▶ [EXERCISE OBJECTIVE] All entries must be extracted exactly, with nothing added or dropped.

▶ [MATERIAL FOR THIS EXERCISE]
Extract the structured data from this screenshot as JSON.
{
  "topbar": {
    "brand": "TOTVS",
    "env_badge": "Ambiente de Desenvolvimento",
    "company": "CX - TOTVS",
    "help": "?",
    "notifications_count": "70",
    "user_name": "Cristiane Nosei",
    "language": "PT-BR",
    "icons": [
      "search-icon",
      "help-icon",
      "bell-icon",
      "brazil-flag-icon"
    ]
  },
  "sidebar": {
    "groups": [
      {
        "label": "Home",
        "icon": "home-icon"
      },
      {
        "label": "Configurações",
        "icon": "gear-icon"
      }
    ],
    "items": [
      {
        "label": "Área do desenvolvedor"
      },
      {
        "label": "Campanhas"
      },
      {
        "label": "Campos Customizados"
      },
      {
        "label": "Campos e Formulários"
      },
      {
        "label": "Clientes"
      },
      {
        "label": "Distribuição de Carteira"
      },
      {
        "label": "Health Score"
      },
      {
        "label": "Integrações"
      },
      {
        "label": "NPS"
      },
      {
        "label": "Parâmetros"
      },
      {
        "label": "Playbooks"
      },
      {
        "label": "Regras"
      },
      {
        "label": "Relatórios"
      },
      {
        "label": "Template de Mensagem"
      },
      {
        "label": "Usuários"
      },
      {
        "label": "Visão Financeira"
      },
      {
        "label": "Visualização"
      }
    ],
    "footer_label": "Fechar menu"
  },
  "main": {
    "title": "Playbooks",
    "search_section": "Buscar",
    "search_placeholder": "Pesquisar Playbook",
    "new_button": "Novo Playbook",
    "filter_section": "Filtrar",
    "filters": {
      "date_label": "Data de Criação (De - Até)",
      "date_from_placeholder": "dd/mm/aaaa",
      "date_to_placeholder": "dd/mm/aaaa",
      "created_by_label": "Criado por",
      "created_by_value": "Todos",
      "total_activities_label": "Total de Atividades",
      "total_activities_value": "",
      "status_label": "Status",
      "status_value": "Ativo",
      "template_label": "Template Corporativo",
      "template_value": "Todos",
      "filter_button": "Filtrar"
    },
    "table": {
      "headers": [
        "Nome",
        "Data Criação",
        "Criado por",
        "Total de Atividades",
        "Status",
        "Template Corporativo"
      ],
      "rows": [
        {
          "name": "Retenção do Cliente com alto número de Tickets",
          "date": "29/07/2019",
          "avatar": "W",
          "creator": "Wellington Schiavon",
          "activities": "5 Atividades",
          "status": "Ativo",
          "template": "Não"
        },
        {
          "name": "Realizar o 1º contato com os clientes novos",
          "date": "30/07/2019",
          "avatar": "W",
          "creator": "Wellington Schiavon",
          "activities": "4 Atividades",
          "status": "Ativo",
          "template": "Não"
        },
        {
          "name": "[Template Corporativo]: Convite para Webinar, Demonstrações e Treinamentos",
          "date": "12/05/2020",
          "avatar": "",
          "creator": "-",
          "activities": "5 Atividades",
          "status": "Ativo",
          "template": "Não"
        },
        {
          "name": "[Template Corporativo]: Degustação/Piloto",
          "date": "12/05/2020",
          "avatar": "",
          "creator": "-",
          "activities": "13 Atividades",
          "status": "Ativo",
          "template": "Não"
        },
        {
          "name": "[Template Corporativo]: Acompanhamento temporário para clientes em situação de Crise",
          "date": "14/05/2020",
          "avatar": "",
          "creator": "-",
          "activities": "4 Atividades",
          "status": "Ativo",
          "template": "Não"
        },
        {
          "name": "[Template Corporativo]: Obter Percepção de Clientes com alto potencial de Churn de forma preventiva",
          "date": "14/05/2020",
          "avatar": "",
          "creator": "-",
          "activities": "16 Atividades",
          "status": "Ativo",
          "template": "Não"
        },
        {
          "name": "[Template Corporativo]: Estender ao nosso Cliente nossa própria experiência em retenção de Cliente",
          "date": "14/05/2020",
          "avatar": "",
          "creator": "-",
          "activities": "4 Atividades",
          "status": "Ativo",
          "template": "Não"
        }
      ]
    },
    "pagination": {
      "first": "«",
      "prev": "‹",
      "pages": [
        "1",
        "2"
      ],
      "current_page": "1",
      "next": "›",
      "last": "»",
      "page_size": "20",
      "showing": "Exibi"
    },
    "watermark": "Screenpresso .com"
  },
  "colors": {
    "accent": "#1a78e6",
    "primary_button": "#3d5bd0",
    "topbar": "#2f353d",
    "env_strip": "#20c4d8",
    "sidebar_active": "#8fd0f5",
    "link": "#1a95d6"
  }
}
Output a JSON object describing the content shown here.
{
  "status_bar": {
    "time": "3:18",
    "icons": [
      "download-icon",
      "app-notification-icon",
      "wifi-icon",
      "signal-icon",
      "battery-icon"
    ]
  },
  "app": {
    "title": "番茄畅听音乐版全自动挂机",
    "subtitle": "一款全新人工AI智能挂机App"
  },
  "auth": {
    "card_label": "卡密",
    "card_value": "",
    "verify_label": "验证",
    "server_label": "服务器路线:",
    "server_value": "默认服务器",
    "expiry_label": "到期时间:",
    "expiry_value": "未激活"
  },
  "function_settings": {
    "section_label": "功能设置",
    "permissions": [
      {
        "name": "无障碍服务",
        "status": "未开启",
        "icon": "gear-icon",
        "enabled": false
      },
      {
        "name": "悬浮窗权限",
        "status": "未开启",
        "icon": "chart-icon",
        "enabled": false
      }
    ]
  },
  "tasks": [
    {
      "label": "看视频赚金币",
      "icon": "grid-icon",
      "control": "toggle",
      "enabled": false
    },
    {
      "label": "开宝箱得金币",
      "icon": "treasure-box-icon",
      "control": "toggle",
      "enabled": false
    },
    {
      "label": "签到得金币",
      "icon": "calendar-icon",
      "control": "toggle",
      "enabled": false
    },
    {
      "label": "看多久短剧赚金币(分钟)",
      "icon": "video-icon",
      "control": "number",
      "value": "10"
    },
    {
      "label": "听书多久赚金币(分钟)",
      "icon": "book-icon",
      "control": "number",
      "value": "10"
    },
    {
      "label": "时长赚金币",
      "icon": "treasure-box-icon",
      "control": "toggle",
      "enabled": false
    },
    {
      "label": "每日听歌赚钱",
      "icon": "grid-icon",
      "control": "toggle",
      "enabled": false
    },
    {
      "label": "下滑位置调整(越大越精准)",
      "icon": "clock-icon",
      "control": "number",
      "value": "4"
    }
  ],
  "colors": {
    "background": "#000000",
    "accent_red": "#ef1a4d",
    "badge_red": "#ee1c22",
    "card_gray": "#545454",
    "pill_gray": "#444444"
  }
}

▶ [WORKED SOLUTION]
Extract the structured data from this screenshot as JSON.
{
  "topbar": {
    "brand": "TOTVS",
    "env_badge": "Ambiente de Desenvolvimento",
    "company": "CX - TOTVS",
    "help": "?",
    "notifications_count": "70",
    "user_name": "Cristiane Nosei",
    "language": "PT-BR",
    "icons": [
      "search-icon",
      "help-icon",
      "bell-icon",
      "brazil-flag-icon"
    ]
  },
  "sidebar": {
    "groups": [
      {
        "label": "Home",
        "icon": "home-icon"
      },
      {
        "label": "Configurações",
        "icon": "gear-icon"
      }
    ],
    "items": [
      {
        "label": "Área do desenvolvedor"
      },
      {
        "label": "Campanhas"
      },
      {
        "label": "Campos Customizados"
      },
      {
        "label": "Campos e Formulários"
      },
      {
        "label": "Clientes"
      },
      {
        "label": "Distribuição de Carteira"
      },
      {
        "label": "Health Score"
      },
      {
        "label": "Integrações"
      },
      {
        "label": "NPS"
      },
      {
        "label": "Parâmetros"
      },
      {
        "label": "Playbooks"
      },
      {
        "label": "Regras"
      },
      {
        "label": "Relatórios"
      },
      {
        "label": "Template de Mensagem"
      },
      {
        "label": "Usuários"
      },
      {
        "label": "Visão Financeira"
      },
      {
        "label": "Visualização"
      }
    ],
    "footer_label": "Fechar menu"
  },
  "main": {
    "title": "Playbooks",
    "search_section": "Buscar",
    "search_placeholder": "Pesquisar Playbook",
    "new_button": "Novo Playbook",
    "filter_section": "Filtrar",
    "filters": {
      "date_label": "Data de Criação (De - Até)",
      "date_from_placeholder": "dd/mm/aaaa",
      "date_to_placeholder": "dd/mm/aaaa",
      "created_by_label": "Criado por",
      "created_by_value": "Todos",
      "total_activities_label": "Total de Atividades",
      "total_activities_value": "",
      "status_label": "Status",
      "status_value": "Ativo",
      "template_label": "Template Corporativo",
      "template_value": "Todos",
      "filter_button": "Filtrar"
    },
    "table": {
      "headers": [
        "Nome",
        "Data Criação",
        "Criado por",
        "Total de Atividades",
        "Status",
        "Template Corporativo"
      ],
      "rows": [
        {
          "name": "Retenção do Cliente com alto número de Tickets",
          "date": "29/07/2019",
          "avatar": "W",
          "creator": "Wellington Schiavon",
          "activities": "5 Atividades",
          "status": "Ativo",
          "template": "Não"
        },
        {
          "name": "Realizar o 1º contato com os clientes novos",
          "date": "30/07/2019",
          "avatar": "W",
          "creator": "Wellington Schiavon",
          "activities": "4 Atividades",
          "status": "Ativo",
          "template": "Não"
        },
        {
          "name": "[Template Corporativo]: Convite para Webinar, Demonstrações e Treinamentos",
          "date": "12/05/2020",
          "avatar": "",
          "creator": "-",
          "activities": "5 Atividades",
          "status": "Ativo",
          "template": "Não"
        },
        {
          "name": "[Template Corporativo]: Degustação/Piloto",
          "date": "12/05/2020",
          "avatar": "",
          "creator": "-",
          "activities": "13 Atividades",
          "status": "Ativo",
          "template": "Não"
        },
        {
          "name": "[Template Corporativo]: Acompanhamento temporário para clientes em situação de Crise",
          "date": "14/05/2020",
          "avatar": "",
          "creator": "-",
          "activities": "4 Atividades",
          "status": "Ativo",
          "template": "Não"
        },
        {
          "name": "[Template Corporativo]: Obter Percepção de Clientes com alto potencial de Churn de forma preventiva",
          "date": "14/05/2020",
          "avatar": "",
          "creator": "-",
          "activities": "16 Atividades",
          "status": "Ativo",
          "template": "Não"
        },
        {
          "name": "[Template Corporativo]: Estender ao nosso Cliente nossa própria experiência em retenção de Cliente",
          "date": "14/05/2020",
          "avatar": "",
          "creator": "-",
          "activities": "4 Atividades",
          "status": "Ativo",
          "template": "Não"
        }
      ]
    },
    "pagination": {
      "first": "«",
      "prev": "‹",
      "pages": [
        "1",
        "2"
      ],
      "current_page": "1",
      "next": "›",
      "last": "»",
      "page_size": "20",
      "showing": "Exibi"
    },
    "watermark": "Screenpresso .com"
  },
  "colors": {
    "accent": "#1a78e6",
    "primary_button": "#3d5bd0",
    "topbar": "#2f353d",
    "env_strip": "#20c4d8",
    "sidebar_active": "#8fd0f5",
    "link": "#1a95d6"
  }
}
Output a JSON object describing the content shown here.
{
  "status_bar": {
    "time": "3:18",
    "icons": [
      "download-icon",
      "app-notification-icon",
      "wifi-icon",
      "signal-icon",
      "battery-icon"
    ]
  },
  "app": {
    "title": "番茄畅听音乐版全自动挂机",
    "subtitle": "一款全新人工AI智能挂机App"
  },
  "auth": {
    "card_label": "卡密",
    "card_value": "",
    "verify_label": "验证",
    "server_label": "服务器路线:",
    "server_value": "默认服务器",
    "expiry_label": "到期时间:",
    "expiry_value": "未激活"
  },
  "function_settings": {
    "section_label": "功能设置",
    "permissions": [
      {
        "name": "无障碍服务",
        "status": "未开启",
        "icon": "gear-icon",
        "enabled": false
      },
      {
        "name": "悬浮窗权限",
        "status": "未开启",
        "icon": "chart-icon",
        "enabled": false
      }
    ]
  },
  "tasks": [
    {
      "label": "看视频赚金币",
      "icon": "grid-icon",
      "control": "toggle",
      "enabled": false
    },
    {
      "label": "开宝箱得金币",
      "icon": "treasure-box-icon",
      "control": "toggle",
      "enabled": false
    },
    {
      "label": "签到得金币",
      "icon": "calendar-icon",
      "control": "toggle",
      "enabled": false
    },
    {
      "label": "看多久短剧赚金币(分钟)",
      "icon": "video-icon",
      "control": "number",
      "value": "10"
    },
    {
      "label": "听书多久赚金币(分钟)",
      "icon": "book-icon",
      "control": "number",
      "value": "10"
    },
    {
      "label": "时长赚金币",
      "icon": "treasure-box-icon",
      "control": "toggle",
      "enabled": false
    },
    {
      "label": "每日听歌赚钱",
      "icon": "grid-icon",
      "control": "toggle",
      "enabled": false
    },
    {
      "label": "下滑位置调整(越大越精准)",
      "icon": "clock-icon",
      "control": "number",
      "value": "4"
    }
  ],
  "colors": {
    "background": "#000000",
    "accent_red": "#ef1a4d",
    "badge_red": "#ee1c22",
    "card_gray": "#545454",
    "pill_gray": "#444444"
  }
}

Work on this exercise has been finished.